[Page and application data records]
=== Begin Enclosure ===

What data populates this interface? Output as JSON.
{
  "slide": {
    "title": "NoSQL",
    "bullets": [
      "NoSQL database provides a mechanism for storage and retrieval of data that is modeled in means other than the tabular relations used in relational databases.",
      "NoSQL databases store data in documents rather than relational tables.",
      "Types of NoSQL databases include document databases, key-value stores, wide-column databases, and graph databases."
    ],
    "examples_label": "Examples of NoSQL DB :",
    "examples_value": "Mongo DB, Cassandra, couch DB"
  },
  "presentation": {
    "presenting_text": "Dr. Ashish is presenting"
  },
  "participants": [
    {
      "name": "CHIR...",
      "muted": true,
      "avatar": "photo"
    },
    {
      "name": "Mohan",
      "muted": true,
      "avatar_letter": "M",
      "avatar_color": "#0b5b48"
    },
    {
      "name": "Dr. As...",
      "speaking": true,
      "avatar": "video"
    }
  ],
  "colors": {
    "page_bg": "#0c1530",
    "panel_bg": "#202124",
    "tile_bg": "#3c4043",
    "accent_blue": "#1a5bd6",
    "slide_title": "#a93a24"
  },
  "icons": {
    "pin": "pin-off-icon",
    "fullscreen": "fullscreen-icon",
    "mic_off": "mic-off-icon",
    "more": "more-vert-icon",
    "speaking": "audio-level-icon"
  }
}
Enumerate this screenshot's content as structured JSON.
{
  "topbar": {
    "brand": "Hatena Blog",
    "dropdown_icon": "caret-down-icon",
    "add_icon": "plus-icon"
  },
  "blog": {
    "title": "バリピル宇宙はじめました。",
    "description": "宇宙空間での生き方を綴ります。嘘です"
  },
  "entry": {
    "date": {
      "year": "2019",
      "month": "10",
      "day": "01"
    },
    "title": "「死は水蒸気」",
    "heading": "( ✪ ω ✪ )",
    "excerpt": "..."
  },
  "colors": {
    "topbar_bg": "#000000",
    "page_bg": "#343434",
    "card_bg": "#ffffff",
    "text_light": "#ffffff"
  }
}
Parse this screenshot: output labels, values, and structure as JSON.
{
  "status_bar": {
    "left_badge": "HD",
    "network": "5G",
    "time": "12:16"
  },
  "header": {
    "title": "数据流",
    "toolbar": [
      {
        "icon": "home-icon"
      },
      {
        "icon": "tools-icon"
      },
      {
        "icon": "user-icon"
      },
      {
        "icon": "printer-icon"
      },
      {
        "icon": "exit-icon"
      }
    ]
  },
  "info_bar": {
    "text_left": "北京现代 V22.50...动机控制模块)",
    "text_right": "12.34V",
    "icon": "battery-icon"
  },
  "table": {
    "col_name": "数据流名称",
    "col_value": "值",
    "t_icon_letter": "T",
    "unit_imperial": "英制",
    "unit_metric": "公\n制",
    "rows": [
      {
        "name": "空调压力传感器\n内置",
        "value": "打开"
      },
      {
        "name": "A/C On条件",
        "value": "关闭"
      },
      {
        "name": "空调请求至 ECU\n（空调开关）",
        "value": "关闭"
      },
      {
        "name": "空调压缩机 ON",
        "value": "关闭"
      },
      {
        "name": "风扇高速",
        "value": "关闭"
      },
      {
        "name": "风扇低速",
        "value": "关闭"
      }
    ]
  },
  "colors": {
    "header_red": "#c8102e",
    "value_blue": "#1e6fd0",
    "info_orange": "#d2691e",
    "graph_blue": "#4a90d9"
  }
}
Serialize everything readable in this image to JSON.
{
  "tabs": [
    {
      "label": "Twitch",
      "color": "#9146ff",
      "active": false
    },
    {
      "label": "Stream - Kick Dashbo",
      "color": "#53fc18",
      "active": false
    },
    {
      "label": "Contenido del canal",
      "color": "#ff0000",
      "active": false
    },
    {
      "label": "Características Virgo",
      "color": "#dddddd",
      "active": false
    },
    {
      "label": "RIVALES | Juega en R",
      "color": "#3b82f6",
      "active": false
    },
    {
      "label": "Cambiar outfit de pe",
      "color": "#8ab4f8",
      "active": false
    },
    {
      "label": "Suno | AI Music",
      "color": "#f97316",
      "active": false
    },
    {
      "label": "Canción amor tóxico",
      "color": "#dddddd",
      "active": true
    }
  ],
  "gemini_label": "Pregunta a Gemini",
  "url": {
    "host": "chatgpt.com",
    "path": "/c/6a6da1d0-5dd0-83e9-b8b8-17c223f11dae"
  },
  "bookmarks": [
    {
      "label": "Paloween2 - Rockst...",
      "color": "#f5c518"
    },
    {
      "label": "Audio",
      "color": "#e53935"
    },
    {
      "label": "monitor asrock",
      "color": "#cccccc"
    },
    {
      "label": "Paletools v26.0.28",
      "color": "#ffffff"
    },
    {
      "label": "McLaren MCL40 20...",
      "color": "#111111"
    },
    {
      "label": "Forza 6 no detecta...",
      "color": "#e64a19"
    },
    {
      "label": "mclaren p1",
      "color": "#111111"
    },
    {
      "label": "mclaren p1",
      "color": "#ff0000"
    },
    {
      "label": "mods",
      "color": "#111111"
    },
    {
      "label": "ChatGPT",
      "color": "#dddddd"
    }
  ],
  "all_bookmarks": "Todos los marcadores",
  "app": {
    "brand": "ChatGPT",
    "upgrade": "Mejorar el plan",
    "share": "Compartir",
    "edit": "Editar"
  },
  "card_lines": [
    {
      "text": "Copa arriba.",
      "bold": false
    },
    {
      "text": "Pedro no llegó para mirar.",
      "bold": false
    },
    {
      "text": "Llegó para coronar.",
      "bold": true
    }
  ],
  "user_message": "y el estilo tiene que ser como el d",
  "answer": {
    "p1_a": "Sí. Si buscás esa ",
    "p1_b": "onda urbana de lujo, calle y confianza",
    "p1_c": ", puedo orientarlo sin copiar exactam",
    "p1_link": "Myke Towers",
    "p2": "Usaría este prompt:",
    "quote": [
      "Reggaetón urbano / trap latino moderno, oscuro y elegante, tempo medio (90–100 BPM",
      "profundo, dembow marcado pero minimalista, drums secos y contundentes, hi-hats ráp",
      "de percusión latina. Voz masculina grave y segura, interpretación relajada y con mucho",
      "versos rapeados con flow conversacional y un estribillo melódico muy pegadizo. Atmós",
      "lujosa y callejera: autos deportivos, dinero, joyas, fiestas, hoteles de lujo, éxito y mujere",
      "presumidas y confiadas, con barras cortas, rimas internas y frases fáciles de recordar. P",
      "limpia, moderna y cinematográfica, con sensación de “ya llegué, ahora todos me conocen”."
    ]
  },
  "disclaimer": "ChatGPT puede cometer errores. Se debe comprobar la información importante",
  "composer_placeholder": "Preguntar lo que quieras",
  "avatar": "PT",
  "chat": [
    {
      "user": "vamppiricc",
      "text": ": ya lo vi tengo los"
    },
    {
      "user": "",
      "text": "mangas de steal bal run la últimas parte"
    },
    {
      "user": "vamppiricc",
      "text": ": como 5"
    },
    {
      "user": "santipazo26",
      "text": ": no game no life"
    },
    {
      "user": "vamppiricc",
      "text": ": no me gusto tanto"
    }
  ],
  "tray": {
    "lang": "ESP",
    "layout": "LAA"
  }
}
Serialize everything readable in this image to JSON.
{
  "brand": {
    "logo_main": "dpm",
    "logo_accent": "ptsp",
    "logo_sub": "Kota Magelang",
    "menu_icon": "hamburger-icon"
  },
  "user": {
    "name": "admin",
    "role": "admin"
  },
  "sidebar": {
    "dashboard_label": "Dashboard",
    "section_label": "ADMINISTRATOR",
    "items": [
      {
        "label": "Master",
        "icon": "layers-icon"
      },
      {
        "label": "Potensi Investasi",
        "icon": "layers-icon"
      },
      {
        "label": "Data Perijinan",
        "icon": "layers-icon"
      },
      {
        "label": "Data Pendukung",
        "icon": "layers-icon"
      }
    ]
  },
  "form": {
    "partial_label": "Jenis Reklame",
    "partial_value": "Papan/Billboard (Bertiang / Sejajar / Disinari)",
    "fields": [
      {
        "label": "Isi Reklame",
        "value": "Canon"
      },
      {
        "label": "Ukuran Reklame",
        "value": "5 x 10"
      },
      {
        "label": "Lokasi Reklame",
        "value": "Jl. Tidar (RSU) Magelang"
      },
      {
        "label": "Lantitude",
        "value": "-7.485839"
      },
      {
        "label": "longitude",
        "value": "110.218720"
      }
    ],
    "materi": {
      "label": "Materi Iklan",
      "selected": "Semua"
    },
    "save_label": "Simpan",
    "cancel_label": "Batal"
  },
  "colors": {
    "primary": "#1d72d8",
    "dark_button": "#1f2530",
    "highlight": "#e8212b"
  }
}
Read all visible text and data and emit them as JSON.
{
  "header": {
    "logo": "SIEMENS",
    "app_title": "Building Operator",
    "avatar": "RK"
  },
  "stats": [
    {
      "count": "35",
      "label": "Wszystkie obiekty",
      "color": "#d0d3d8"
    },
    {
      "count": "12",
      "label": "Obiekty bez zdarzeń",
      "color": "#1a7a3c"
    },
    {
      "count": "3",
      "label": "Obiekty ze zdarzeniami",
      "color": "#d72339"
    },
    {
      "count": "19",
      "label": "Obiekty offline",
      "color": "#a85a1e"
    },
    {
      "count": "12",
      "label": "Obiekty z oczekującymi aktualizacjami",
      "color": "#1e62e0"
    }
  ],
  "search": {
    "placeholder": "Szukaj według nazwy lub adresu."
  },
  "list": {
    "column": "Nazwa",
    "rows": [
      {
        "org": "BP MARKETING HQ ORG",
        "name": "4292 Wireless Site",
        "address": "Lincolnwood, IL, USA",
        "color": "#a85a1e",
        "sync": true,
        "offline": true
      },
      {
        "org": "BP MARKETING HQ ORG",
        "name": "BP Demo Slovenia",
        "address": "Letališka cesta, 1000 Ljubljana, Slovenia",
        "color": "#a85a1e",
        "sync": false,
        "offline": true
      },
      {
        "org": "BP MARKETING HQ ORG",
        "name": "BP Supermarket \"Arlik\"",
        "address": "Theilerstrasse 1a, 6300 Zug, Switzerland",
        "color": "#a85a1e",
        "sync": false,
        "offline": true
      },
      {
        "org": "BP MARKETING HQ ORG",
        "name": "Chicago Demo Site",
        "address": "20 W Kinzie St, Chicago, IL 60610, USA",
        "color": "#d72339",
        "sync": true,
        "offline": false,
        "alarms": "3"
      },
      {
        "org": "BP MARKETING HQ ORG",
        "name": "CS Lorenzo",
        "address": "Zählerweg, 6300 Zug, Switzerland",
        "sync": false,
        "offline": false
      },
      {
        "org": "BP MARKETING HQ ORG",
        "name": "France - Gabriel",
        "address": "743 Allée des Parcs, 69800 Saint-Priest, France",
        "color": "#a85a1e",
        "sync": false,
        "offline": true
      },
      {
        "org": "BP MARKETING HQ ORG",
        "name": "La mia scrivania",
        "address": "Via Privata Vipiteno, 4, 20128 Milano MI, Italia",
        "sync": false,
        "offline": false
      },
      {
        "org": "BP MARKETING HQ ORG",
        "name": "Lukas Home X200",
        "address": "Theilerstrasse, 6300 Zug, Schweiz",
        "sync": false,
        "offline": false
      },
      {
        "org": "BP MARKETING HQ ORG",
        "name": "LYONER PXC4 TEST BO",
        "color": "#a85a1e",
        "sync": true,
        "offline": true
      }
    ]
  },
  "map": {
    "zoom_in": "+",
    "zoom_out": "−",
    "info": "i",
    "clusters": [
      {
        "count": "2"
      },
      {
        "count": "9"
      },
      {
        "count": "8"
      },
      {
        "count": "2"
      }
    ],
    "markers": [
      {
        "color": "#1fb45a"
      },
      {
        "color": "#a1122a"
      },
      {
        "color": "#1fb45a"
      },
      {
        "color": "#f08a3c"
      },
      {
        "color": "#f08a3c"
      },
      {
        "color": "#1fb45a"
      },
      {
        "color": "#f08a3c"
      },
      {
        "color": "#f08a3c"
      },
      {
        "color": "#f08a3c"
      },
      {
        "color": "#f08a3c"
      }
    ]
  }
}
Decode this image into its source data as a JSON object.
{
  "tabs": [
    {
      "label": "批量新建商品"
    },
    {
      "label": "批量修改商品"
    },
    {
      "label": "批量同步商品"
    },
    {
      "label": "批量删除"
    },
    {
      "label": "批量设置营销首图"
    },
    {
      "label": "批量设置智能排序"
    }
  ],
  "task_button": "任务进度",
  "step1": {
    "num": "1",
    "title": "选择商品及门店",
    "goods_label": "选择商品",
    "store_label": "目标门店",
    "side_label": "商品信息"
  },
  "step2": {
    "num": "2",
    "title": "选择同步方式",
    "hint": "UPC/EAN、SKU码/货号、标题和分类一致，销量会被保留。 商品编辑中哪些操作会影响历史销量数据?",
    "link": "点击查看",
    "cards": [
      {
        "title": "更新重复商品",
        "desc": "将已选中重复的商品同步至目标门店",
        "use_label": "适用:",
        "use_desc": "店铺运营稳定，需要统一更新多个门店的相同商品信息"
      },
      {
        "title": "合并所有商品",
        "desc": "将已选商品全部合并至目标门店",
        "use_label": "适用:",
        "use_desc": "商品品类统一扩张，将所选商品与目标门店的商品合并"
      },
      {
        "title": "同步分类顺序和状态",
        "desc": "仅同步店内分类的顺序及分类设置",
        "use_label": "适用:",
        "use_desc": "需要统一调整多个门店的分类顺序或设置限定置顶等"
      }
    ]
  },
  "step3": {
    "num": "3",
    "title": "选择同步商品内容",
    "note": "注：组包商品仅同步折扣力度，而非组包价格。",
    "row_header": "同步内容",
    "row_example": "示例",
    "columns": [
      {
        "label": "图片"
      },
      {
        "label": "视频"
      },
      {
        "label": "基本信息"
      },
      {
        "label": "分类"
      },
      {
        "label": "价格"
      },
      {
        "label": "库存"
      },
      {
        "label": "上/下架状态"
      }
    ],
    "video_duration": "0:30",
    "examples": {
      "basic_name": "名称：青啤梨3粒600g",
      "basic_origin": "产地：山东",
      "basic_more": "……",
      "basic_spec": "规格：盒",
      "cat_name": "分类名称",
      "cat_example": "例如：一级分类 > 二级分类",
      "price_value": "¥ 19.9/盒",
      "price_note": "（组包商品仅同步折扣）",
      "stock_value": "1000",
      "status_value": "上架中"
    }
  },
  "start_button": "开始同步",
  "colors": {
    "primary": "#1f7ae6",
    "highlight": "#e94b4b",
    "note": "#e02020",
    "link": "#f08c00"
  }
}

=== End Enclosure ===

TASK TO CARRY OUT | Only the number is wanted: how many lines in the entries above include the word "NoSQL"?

EXPECTED OUTPUT | 5